**PROBLEM STATEMENT:** Keyword search on "génie": report each line of the records that contains it.

###

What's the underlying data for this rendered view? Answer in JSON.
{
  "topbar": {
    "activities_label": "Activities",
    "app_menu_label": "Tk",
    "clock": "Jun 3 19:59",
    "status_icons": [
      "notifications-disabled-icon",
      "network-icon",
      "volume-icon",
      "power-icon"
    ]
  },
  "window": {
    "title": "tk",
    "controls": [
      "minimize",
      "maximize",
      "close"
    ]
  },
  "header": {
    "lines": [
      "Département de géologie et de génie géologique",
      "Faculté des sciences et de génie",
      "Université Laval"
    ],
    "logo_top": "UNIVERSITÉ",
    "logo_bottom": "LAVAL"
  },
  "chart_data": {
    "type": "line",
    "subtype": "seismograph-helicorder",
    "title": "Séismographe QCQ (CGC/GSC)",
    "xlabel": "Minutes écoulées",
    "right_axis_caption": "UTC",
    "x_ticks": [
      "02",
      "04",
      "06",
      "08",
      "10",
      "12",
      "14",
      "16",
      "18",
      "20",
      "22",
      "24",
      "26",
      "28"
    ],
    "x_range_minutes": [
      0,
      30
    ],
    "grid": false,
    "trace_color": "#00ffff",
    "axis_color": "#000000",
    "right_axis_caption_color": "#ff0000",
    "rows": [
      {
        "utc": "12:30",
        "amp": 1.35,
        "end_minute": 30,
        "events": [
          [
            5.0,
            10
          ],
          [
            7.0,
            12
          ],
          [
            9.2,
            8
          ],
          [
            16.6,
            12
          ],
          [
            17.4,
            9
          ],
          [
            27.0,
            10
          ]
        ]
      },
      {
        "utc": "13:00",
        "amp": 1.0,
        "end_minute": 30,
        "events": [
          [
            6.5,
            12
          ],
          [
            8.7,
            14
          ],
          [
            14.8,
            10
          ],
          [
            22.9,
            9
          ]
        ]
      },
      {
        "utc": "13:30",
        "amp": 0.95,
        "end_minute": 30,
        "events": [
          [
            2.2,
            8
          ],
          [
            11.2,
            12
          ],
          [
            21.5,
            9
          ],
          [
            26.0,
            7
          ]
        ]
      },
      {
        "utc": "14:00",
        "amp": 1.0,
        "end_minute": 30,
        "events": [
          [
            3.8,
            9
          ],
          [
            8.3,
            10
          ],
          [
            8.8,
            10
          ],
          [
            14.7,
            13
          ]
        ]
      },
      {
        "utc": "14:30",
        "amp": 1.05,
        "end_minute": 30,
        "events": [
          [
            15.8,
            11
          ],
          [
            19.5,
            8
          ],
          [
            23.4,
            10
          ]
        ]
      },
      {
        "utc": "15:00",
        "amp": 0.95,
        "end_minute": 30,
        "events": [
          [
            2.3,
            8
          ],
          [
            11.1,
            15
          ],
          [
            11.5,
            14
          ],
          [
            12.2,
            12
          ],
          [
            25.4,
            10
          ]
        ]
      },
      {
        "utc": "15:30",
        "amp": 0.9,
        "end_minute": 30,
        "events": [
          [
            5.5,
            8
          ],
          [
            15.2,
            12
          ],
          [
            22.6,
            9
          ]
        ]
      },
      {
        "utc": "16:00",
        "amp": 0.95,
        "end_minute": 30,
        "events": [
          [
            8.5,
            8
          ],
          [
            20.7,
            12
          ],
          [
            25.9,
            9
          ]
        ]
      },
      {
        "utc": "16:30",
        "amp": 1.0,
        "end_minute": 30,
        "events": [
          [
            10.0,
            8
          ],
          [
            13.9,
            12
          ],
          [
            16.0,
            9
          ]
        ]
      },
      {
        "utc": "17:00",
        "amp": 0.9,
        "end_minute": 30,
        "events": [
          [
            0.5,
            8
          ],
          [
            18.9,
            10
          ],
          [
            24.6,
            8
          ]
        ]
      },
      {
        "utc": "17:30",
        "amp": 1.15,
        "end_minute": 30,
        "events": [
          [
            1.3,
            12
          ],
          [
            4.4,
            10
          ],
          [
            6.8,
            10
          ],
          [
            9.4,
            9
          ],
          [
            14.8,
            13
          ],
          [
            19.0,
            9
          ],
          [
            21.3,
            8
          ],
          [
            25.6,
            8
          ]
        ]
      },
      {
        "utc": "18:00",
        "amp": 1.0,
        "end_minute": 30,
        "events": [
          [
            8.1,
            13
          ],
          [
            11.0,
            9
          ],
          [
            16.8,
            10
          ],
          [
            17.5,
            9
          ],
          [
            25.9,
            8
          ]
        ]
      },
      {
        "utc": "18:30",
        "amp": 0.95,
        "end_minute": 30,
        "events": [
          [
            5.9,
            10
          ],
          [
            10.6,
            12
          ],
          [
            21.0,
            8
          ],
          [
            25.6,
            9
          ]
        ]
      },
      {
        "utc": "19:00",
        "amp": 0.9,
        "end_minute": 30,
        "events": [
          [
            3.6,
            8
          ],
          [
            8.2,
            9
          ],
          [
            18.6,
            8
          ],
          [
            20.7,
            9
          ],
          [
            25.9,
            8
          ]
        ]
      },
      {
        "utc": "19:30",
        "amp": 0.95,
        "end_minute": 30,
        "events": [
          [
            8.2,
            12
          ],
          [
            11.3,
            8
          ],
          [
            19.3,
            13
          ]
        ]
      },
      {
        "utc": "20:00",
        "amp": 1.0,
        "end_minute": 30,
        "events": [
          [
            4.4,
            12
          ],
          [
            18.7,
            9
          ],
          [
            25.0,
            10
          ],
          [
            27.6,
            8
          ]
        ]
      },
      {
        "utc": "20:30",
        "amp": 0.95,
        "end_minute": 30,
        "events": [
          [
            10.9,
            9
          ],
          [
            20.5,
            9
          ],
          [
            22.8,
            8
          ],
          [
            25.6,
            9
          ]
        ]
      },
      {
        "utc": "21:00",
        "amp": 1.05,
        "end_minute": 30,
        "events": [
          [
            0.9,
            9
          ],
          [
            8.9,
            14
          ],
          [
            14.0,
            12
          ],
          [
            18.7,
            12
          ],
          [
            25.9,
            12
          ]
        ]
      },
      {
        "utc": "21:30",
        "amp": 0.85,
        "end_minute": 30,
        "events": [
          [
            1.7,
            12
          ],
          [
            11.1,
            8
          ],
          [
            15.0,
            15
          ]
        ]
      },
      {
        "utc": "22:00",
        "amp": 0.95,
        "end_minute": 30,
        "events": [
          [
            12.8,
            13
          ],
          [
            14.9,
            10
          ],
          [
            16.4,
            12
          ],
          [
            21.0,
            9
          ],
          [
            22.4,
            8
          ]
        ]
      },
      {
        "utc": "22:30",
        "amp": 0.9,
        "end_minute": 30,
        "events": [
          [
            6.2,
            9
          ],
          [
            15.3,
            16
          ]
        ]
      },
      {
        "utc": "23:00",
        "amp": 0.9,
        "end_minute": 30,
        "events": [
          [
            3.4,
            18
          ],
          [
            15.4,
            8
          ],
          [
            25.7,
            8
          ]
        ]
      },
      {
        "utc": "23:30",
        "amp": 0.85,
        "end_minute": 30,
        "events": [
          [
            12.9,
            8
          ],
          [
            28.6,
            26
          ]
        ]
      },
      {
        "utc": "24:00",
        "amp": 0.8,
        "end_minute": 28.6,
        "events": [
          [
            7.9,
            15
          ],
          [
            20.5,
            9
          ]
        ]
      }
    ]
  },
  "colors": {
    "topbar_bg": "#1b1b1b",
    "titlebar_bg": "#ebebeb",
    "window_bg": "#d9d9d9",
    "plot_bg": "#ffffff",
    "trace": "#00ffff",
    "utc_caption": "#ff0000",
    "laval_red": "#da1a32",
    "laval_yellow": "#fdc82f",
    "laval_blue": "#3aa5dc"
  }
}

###

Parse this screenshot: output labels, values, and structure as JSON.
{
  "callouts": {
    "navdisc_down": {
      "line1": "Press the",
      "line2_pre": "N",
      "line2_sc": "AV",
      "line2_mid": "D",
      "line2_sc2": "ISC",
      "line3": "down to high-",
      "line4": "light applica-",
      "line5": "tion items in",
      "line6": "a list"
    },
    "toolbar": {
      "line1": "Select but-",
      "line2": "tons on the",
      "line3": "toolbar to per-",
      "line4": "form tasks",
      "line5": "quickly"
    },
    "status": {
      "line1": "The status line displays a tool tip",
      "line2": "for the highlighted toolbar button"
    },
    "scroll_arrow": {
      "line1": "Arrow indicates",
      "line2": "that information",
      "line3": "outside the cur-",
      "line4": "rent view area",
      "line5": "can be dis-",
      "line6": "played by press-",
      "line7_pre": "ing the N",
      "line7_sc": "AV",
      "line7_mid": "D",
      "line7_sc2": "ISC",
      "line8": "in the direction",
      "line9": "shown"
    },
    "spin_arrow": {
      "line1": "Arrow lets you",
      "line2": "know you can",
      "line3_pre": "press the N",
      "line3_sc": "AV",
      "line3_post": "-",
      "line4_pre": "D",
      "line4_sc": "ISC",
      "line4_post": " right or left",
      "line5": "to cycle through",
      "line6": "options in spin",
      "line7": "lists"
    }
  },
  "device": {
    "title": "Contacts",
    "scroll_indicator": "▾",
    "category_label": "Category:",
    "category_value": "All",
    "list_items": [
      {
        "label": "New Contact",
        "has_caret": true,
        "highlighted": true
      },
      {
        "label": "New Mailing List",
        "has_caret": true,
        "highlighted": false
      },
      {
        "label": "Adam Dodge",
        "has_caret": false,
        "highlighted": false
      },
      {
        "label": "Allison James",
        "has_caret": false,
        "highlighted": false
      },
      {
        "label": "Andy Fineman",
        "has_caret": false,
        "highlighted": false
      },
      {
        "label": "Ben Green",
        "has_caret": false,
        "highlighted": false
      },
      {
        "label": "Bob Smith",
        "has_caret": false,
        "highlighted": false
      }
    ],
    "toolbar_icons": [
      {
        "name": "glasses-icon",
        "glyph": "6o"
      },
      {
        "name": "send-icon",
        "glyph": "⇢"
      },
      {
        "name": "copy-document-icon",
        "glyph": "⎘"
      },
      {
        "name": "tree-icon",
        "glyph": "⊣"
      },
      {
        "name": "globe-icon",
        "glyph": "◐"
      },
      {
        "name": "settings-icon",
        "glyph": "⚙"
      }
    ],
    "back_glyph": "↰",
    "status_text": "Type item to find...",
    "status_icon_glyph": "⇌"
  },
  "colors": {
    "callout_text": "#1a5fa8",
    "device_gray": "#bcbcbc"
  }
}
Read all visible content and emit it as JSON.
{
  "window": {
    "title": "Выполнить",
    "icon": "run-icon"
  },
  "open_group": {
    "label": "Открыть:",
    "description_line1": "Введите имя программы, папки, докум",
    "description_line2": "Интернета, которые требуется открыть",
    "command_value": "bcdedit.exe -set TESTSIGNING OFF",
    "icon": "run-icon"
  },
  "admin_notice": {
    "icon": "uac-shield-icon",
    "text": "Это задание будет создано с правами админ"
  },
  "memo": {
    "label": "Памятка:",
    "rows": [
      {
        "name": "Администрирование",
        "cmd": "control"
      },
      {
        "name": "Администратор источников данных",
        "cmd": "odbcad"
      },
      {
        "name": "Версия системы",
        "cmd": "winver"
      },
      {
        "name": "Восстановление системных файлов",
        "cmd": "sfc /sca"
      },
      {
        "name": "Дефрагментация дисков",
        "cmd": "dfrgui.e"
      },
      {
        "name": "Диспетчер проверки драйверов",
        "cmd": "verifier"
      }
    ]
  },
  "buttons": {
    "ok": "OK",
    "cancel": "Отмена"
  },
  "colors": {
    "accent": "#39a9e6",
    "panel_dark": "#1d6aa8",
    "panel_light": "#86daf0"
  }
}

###

**SOLUTION BELOW:**
      "Département de géologie et de génie géologique",
      "Faculté des sciences et de génie",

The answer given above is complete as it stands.